What is Matzah?
Matzah is a cracker-like, unleavened bread made of white flour and water eaten by Jewish people on Passover instead of bread. It is pricked all over and is not given enough time to rise when baked. Indeed the time taken from the moment the flour touches the water until the Matzah enters the oven must not exceed eighteen minutes. The sages concluded that after eighteen minutes the dough ferments making the dough rise and ultimately forbidden to a Jewish person on the festival of Passover.
Leavened products are forbidden on Passover and there is a positive commandment to eat Matzah on the first night of the festival of Passover which falls on the fourteenth day of the Hebrew month of Nissan, during the spring.
What does Matzah symbolize?
- A historical explanation for Matzah is linked to the fact the festival of Passover commemorates the Jewish Exodus from Egypt. As the Jewish people hastened to leave, the bread that they had prepared for the journey didn’t have time to rise, resulting in Matzah.
- Matzah is also regarded as “poor man’s bread”. Despite the fact that the first night of Passover is a remembrance of the redemption from Egypt, the Matzah symbolizes the fact that the Jewish people must never forget their suffering, how it felt to be the underdog. The act of eating Matzah essentially enhances one’s appreciation of freedom.
- Alternatively, Matzah has become a primary symbol of the Seder night (the first night of Passover) since the Paschal lamb offering, the original primary symbol of Passover ceased to exist. The Paschal lamb offering was offered up in the Temple in Jerusalem but since the destruction of the Temple such offerings are forbidden. Indeed, the Afikoman (the last portion of Matzah eaten at the Seder) is eaten in place of the Paschal lamb. The Afikoman is placed in a special case, of which many beautiful examples can be found at our Afikoman covers– product page.

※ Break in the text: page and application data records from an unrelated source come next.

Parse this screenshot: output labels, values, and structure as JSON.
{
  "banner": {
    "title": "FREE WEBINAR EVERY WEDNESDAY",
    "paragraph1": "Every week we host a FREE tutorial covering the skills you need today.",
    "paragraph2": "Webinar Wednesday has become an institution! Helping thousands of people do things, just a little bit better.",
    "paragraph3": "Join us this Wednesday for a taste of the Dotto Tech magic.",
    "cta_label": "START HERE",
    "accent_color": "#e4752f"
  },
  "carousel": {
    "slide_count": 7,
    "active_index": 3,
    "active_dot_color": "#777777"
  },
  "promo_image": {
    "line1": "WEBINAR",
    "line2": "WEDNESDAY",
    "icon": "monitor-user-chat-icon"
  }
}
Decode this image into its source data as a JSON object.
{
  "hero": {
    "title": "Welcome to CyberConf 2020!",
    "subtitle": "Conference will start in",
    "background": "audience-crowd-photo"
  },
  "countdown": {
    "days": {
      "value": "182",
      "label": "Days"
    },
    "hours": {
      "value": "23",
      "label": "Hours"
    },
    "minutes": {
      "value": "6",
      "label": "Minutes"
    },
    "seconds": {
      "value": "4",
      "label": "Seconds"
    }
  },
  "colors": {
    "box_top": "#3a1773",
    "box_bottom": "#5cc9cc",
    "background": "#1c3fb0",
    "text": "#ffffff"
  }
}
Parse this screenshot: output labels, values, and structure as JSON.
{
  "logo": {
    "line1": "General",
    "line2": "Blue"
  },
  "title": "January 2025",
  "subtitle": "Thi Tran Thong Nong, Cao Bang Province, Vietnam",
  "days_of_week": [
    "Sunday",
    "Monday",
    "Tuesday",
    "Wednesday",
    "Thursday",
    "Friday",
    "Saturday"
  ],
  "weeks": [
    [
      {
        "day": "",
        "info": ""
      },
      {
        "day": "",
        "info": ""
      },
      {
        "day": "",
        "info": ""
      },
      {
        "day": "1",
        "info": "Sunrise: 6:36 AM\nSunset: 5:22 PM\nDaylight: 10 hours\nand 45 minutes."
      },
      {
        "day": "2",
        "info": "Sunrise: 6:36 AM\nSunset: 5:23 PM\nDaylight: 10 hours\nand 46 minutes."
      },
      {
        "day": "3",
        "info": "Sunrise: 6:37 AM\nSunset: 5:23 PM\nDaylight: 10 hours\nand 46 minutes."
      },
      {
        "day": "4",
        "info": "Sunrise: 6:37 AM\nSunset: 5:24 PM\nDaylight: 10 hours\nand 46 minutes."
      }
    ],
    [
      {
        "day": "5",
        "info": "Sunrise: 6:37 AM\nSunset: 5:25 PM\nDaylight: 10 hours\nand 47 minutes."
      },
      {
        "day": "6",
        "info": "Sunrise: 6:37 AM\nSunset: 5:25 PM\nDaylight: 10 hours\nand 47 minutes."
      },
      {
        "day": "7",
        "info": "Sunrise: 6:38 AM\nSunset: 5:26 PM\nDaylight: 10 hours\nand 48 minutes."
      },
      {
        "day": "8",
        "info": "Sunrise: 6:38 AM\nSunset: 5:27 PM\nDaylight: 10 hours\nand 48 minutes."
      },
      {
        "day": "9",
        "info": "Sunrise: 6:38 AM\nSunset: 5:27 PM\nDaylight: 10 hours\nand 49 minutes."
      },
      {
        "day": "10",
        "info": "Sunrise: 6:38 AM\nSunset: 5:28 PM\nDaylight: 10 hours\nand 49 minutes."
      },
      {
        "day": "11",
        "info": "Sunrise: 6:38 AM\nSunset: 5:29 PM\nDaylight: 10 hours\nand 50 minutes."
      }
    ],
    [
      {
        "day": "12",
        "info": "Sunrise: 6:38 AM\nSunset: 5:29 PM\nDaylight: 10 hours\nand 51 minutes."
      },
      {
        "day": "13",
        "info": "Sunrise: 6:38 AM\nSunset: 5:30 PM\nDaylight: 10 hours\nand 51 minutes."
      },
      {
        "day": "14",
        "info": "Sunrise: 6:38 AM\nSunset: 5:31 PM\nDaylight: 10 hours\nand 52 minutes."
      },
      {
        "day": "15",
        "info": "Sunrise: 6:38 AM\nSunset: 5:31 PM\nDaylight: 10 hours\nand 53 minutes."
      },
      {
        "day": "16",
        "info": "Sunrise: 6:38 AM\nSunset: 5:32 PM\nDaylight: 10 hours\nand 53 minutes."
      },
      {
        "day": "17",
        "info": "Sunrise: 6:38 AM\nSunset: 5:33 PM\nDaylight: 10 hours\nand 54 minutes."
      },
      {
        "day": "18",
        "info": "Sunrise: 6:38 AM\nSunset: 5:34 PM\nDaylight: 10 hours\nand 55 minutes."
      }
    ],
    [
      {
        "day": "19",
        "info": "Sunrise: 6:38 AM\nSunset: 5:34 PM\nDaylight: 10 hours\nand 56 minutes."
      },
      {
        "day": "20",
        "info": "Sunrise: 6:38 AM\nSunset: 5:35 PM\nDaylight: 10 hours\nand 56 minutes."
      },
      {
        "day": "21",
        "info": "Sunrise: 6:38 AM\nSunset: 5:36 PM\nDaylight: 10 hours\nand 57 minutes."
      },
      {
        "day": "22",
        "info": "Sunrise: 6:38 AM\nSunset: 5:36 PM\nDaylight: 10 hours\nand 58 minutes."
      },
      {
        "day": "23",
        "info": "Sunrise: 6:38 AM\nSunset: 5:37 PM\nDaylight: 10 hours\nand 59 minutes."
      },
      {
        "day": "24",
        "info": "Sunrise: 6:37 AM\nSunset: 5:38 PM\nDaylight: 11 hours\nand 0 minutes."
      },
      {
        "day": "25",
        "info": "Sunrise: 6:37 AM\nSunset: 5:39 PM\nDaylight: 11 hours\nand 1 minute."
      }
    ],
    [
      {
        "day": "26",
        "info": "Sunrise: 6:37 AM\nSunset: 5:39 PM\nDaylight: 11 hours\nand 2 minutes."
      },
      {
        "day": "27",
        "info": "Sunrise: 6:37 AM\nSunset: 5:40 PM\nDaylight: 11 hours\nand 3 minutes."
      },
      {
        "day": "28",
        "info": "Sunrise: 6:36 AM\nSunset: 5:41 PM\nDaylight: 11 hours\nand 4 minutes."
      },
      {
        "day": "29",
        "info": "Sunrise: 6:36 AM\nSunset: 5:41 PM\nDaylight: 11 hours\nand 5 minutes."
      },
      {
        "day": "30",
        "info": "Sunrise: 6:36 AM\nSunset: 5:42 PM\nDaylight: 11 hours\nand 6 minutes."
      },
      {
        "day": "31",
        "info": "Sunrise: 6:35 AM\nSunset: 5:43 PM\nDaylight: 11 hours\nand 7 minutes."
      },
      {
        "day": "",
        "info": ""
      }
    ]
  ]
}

- Matzah undergoes special treatment to ensure there is no leaven. Every Matzah is perforated using an instrument called a reidel. This prevents any rising of the dough. Many view this process as symbolic of the need to eliminate pride and arrogance from our personalities.
- The Matzah on the Seder Table on the first night of Passover is often placed on a specially designated plate or tray that beautifies the ceremony. Click to follow to our Matzah Plates and trays and make this year’s festival that bit more special.